SEMINOLE HEIGHTS — A man working on wooden boards atop the Praise Cathedral tugged at a tool stuck in the roof and fell through. He landed on his back 20 feet beneath a gaping hole just as many feet wide.
City code enforcement inspectors condemned the building on July 30.
For the Old Seminole Heights Neighborhood Association, it shows that the building could be put to a better community use. But owner Patricia Hall doesn't plan on moving from the property she bought for $10 in 1985.
Hall said a storm damaged the roof a few years ago and her church is seeking funding for repairs at 5103 N Florida Ave.
Repairs cost more than $500,000, the city's condemnation report estimates.
"That's our life there," said Hall, also pastor of the independent church. "You don't just do things overnight."
A demolition order, commonly issued after a condemnation, should go to Hall next week. She would have 30 days to respond, according to a city clerk.
Inspectors report the building is dilapidated and unstable. Mold, trash and debris cover the vinyl floors. A city fire inspection report says it is unsafe and dangerous after the collapse.
The structure itself isn't in the National Register of Historic Places, but it sits in a historic area of Seminole Heights. The city would require a hearing before a demolition, said Ann McDonald, a member on the Old Seminole Heights Neighborhood Association's historic preservation committee.

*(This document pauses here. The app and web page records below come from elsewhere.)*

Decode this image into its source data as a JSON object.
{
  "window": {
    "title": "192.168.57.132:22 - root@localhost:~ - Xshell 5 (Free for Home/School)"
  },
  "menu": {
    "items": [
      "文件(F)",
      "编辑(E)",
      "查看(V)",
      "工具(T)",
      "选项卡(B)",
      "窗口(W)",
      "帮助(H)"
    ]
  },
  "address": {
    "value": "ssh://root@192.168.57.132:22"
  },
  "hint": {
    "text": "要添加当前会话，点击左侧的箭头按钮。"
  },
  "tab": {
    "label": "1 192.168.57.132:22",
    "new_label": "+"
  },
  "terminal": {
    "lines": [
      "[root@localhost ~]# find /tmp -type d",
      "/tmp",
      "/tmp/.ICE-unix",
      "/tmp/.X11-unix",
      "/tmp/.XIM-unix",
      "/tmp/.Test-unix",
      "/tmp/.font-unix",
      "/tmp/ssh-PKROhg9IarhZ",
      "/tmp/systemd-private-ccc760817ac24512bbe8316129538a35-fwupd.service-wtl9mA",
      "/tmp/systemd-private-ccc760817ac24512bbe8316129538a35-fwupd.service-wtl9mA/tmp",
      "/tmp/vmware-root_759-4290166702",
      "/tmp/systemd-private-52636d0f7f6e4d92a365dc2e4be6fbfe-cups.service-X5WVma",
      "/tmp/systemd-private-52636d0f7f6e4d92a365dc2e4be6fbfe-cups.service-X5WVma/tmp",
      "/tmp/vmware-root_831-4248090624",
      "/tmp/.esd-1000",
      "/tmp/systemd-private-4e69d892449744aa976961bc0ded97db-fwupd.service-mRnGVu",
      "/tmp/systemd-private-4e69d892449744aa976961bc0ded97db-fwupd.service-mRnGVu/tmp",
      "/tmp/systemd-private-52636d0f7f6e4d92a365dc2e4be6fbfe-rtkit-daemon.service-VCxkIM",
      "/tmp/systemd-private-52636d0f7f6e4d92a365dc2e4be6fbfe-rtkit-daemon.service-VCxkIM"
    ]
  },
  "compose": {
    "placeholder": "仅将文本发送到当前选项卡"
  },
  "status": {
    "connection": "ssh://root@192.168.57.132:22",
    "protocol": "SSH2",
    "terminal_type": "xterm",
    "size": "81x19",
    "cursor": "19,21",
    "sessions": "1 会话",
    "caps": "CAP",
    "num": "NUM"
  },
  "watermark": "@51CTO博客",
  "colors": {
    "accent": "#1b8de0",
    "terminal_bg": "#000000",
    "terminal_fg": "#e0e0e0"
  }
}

During the building's heyday as the Seminole Theatre, a dress shop and a Piggly Wiggly grocery sandwiched it. Movies played most nights, and sometimes there were dancers and acrobats.
"You know, it was the center of the neighborhood, really," McDonald said.

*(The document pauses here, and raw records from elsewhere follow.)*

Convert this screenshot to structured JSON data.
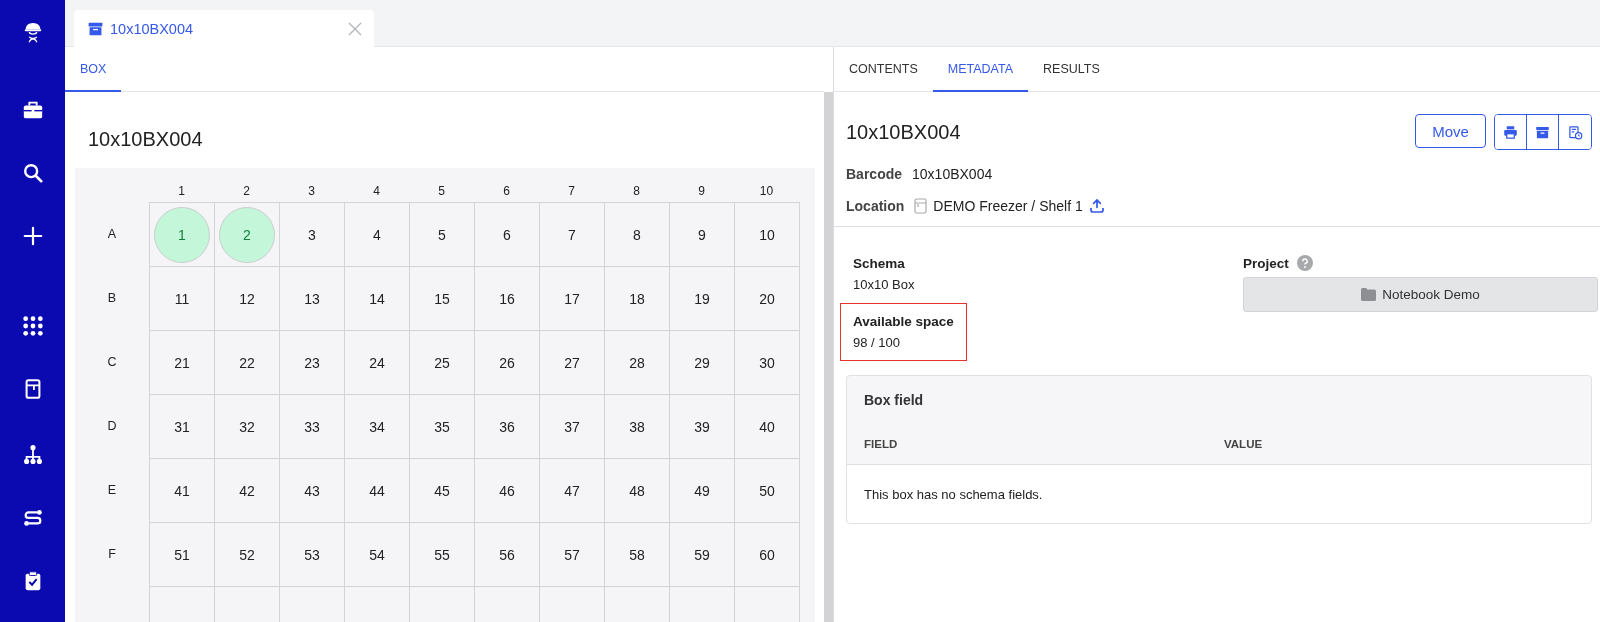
{
  "document_tab": {
    "title": "10x10BX004",
    "selected": true
  },
  "left_pane": {
    "tabs": [
      {
        "label": "BOX",
        "selected": true
      }
    ],
    "title": "10x10BX004",
    "grid": {
      "columns": [
        "1",
        "2",
        "3",
        "4",
        "5",
        "6",
        "7",
        "8",
        "9",
        "10"
      ],
      "rows": [
        {
          "label": "A",
          "cells": [
            {
              "text": "1",
              "filled": true
            },
            {
              "text": "2",
              "filled": true
            },
            {
              "text": "3",
              "filled": false
            },
            {
              "text": "4",
              "filled": false
            },
            {
              "text": "5",
              "filled": false
            },
            {
              "text": "6",
              "filled": false
            },
            {
              "text": "7",
              "filled": false
            },
            {
              "text": "8",
              "filled": false
            },
            {
              "text": "9",
              "filled": false
            },
            {
              "text": "10",
              "filled": false
            }
          ]
        },
        {
          "label": "B",
          "cells": [
            {
              "text": "11",
              "filled": false
            },
            {
              "text": "12",
              "filled": false
            },
            {
              "text": "13",
              "filled": false
            },
            {
              "text": "14",
              "filled": false
            },
            {
              "text": "15",
              "filled": false
            },
            {
              "text": "16",
              "filled": false
            },
            {
              "text": "17",
              "filled": false
            },
            {
              "text": "18",
              "filled": false
            },
            {
              "text": "19",
              "filled": false
            },
            {
              "text": "20",
              "filled": false
            }
          ]
        },
        {
          "label": "C",
          "cells": [
            {
              "text": "21",
              "filled": false
            },
            {
              "text": "22",
              "filled": false
            },
            {
              "text": "23",
              "filled": false
            },
            {
              "text": "24",
              "filled": false
            },
            {
              "text": "25",
              "filled": false
            },
            {
              "text": "26",
              "filled": false
            },
            {
              "text": "27",
              "filled": false
            },
            {
              "text": "28",
              "filled": false
            },
            {
              "text": "29",
              "filled": false
            },
            {
              "text": "30",
              "filled": false
            }
          ]
        },
        {
          "label": "D",
          "cells": [
            {
              "text": "31",
              "filled": false
            },
            {
              "text": "32",
              "filled": false
            },
            {
              "text": "33",
              "filled": false
            },
            {
              "text": "34",
              "filled": false
            },
            {
              "text": "35",
              "filled": false
            },
            {
              "text": "36",
              "filled": false
            },
            {
              "text": "37",
              "filled": false
            },
            {
              "text": "38",
              "filled": false
            },
            {
              "text": "39",
              "filled": false
            },
            {
              "text": "40",
              "filled": false
            }
          ]
        },
        {
          "label": "E",
          "cells": [
            {
              "text": "41",
              "filled": false
            },
            {
              "text": "42",
              "filled": false
            },
            {
              "text": "43",
              "filled": false
            },
            {
              "text": "44",
              "filled": false
            },
            {
              "text": "45",
              "filled": false
            },
            {
              "text": "46",
              "filled": false
            },
            {
              "text": "47",
              "filled": false
            },
            {
              "text": "48",
              "filled": false
            },
            {
              "text": "49",
              "filled": false
            },
            {
              "text": "50",
              "filled": false
            }
          ]
        },
        {
          "label": "F",
          "cells": [
            {
              "text": "51",
              "filled": false
            },
            {
              "text": "52",
              "filled": false
            },
            {
              "text": "53",
              "filled": false
            },
            {
              "text": "54",
              "filled": false
            },
            {
              "text": "55",
              "filled": false
            },
            {
              "text": "56",
              "filled": false
            },
            {
              "text": "57",
              "filled": false
            },
            {
              "text": "58",
              "filled": false
            },
            {
              "text": "59",
              "filled": false
            },
            {
              "text": "60",
              "filled": false
            }
          ]
        }
      ]
    }
  },
  "right_pane": {
    "tabs": [
      {
        "label": "CONTENTS",
        "selected": false
      },
      {
        "label": "METADATA",
        "selected": true
      },
      {
        "label": "RESULTS",
        "selected": false
      }
    ],
    "title": "10x10BX004",
    "move_button": "Move",
    "barcode": {
      "label": "Barcode",
      "value": "10x10BX004"
    },
    "location": {
      "label": "Location",
      "value": "DEMO Freezer / Shelf 1"
    },
    "fields": [
      {
        "label": "Schema",
        "value": "10x10 Box",
        "highlighted": false
      },
      {
        "label": "Available space",
        "value": "98 / 100",
        "highlighted": true
      }
    ],
    "project": {
      "label": "Project",
      "value": "Notebook Demo"
    },
    "box_field": {
      "title": "Box field",
      "columns": [
        "FIELD",
        "VALUE"
      ],
      "empty_message": "This box has no schema fields."
    }
  }
}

Margaret McAlister was born in a Seminole Heights bungalow in 1923, the year the theater was built. The 85-year-old, when she was a girl, walked there every Friday night. Her father made flower arrangements weekly for the box office in exchange for five movie tickets.
She hopes Hall can fix the building to serve the neighborhood again. If not, she'd like to see it as a community center or place for children.
The old theater should be an attraction to a part of town without many destinations for locals, and it's a shame the church sat on it for years without proper upkeep, said Old Seminole Heights Neighborhood Association president Jeff Harmon.
The association would like to buy the property, but isn't sure the group can afford it.
Property records list the building with a $663,246 value.
"It's a wait-and-see," he said.
For now, there's still an empty lot to the building's side and an unmarked building across from it. And Hall said the church isn't interested in selling. She rejected several offers over the years.
"We want to restore it totally," Hall said. "God gave us that building. We're here and we're trying to protect ourselves."
Ileana Morales can be reached at firstname.lastname@example.org or (813) 226-3403.